Thank you, God.
Before heading into the next section of lawn, I used the mower to quickly blow the detritus of the last storm off the paved portion of the drive. And just then it made a sound not unlike a Buick sedan passing through the propellers of a B-17 Flying Fortress. At first I thought the blades were just chewing up a fallen tree branch, but soon realized something more dire was taking place. I switched off the blades and killed the engine, but grating sounds continued.
Alighting the beast, I saw hot oil gushing from beneath the engine, spreading a nasty pool across the drive. At the sight, visions of a major expense passed before my eyes: thrown rod, blown gasket, et al.
Forgetting its perfect performance of the last two months and seeing in its place only dollar signs and panoramas of overgrown grass, I cried out, "What now?"
The echoes of my thanksgiving to God were still ringing in my brain when the unpleasant disruption had occurred. And if gratitude is due Him for His influence on the mower's improved performance of late, then it follows that His hand was, as well, in its cataclysmic breakdown.

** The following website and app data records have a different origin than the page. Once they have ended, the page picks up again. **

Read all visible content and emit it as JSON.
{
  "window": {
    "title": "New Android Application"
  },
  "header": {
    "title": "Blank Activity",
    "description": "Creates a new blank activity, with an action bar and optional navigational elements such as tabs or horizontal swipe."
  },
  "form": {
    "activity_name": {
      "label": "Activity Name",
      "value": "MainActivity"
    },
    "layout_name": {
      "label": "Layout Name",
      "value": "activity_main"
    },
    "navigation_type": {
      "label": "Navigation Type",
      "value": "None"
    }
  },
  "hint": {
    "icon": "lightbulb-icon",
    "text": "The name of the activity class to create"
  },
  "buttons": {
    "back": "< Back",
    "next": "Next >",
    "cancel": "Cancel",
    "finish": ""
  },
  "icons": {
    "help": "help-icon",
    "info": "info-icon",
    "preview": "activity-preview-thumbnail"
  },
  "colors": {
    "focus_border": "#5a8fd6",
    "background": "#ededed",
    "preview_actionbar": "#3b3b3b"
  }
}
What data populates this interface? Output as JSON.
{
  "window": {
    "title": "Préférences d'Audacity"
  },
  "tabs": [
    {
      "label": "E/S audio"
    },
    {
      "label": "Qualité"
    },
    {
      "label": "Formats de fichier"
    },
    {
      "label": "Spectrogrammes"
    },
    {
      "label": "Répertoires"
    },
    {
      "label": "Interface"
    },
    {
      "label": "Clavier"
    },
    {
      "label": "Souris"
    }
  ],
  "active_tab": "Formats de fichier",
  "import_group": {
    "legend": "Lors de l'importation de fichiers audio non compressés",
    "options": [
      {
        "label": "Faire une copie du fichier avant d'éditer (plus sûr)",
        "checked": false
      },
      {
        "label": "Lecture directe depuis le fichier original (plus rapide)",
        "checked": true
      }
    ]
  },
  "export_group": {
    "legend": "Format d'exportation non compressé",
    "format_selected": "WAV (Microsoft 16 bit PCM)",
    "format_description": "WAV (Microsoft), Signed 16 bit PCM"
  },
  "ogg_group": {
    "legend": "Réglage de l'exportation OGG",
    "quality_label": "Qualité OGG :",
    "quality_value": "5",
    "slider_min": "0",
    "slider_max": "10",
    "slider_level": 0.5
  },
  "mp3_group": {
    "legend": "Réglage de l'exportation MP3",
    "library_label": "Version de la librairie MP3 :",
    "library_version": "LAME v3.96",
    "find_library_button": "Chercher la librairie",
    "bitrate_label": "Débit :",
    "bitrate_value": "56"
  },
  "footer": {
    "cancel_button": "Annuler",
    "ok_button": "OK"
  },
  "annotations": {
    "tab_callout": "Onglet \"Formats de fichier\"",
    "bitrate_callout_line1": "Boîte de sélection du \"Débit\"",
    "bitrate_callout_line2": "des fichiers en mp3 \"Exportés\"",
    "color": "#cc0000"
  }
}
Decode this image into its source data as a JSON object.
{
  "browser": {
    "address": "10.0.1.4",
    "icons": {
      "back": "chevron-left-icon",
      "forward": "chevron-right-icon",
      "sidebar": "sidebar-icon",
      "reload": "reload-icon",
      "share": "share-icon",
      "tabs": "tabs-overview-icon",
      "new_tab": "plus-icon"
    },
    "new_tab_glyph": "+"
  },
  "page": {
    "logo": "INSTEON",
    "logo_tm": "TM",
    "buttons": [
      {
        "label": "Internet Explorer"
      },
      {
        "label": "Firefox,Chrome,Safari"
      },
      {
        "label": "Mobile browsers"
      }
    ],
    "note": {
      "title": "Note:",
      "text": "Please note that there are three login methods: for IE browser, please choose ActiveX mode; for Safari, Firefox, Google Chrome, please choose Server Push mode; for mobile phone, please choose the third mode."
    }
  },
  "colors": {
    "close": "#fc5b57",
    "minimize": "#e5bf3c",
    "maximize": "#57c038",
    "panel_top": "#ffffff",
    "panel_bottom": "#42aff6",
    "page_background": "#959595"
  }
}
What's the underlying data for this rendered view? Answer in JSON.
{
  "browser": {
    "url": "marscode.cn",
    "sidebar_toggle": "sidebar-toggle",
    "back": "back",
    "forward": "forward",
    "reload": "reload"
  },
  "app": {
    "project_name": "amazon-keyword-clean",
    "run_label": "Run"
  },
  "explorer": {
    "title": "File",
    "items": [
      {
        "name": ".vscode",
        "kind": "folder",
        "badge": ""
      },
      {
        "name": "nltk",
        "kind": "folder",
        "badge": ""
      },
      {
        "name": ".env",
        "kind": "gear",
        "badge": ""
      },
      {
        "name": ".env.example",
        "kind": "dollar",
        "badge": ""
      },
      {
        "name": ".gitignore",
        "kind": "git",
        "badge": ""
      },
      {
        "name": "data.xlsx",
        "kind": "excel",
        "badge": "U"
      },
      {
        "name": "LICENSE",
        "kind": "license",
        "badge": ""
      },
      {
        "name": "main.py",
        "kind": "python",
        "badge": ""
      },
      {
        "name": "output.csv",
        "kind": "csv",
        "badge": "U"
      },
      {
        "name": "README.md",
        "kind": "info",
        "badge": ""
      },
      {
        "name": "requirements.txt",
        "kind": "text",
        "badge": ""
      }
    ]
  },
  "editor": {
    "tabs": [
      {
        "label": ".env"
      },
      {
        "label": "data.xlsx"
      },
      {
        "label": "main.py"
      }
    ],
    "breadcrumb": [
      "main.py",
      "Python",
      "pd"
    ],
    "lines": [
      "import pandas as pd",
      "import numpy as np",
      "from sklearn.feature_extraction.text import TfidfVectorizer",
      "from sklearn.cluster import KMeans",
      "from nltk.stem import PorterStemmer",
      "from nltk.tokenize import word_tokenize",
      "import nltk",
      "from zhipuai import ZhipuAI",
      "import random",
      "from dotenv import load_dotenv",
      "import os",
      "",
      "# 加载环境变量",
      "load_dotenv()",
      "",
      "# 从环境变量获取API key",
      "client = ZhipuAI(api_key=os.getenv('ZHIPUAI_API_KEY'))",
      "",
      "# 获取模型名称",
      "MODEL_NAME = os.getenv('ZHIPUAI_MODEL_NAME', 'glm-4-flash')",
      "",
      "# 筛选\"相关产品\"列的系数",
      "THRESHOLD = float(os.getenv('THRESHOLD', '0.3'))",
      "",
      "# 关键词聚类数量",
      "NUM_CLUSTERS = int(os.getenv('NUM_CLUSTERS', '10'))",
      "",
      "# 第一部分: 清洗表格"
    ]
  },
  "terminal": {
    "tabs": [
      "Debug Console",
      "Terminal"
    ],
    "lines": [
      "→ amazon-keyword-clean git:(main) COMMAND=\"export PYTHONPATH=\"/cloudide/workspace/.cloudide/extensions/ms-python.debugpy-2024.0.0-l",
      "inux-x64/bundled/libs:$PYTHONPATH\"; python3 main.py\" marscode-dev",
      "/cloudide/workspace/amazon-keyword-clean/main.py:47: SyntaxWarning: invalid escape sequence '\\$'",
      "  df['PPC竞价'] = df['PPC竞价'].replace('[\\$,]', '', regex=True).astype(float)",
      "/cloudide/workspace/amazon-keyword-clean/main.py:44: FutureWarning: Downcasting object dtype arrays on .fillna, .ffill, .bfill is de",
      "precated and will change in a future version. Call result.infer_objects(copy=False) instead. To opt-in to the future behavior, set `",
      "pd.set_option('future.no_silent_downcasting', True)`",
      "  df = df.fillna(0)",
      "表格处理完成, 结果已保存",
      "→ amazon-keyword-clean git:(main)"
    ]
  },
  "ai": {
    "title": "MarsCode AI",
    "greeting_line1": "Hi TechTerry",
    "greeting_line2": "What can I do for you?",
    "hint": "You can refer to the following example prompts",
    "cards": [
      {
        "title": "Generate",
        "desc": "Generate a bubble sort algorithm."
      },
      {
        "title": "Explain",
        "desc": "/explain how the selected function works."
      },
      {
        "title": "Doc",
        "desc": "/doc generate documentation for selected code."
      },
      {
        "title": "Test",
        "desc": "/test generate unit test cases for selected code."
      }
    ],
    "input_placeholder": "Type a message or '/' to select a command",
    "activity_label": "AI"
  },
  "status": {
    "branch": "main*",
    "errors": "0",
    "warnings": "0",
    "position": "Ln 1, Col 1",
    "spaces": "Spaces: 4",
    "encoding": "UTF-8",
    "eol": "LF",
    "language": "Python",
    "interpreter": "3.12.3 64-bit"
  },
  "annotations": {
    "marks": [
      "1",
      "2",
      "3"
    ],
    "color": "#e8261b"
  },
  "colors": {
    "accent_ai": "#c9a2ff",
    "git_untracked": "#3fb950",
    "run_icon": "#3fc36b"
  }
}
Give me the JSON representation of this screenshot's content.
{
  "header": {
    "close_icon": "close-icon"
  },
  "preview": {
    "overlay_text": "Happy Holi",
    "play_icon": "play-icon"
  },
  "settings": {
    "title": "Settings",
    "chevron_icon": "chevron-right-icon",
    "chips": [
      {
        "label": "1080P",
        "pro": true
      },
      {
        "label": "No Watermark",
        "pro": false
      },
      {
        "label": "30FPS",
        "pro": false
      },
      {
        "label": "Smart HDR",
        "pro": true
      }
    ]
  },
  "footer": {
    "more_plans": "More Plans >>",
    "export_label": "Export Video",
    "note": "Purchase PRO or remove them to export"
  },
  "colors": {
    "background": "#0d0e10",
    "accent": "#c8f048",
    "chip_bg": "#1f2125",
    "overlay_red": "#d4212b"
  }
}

For that the praise does not come so easily.
° ° °
The believer never knows what the Lord—not fate, not karma, not happenstance or accident, but the Lord—will throw at him. The events of our tomorrow are not written down in any language we can read, but only in the language of heaven. Neither is the logic of our tomorrow of this earth; it has been formulated by Minds far superior to our own.
Come now, you who say, "Today or tomorrow we will go to such and such a city, and spend a year there and engage in business and make a profit." Yet you do not know what your life will be like tomorrow. You are just a vapor that appears for a little while and then vanishes away. Instead, you ought to say, "If the Lord wills, we will live and also do this or that."
We cannot know what tomorrow will bring. Neither can we judge whether what does occur is good or bad. It certainly can be inconvenient; it was unequivocally inconvenient to spend several days under my mower repairing it, than spending one hour sitting atop it to finish mowing the lawn. But just as I didn't know that the breakdown would occur, I cannot say that the breakdown was a bad thing.
And since I am not equipped to answer that, how dare I complain to God about it when He may ultimately be due my praise and gratitude?
Then his brothers also came and fell down before him and said, "Behold, we are your servants." But Joseph said to them, "Do not be afraid, for am I in God's place? As for you, you meant evil against me, but God meant it for good in order to bring about this present result, to preserve many people alive."
Who knows God's reason for the ill-timed behavior of my mower. It would be a waste of time to guess. A better response would be to develop the habit of thanking Him for everything. For surely He is its author.
And just as surely He means it for good.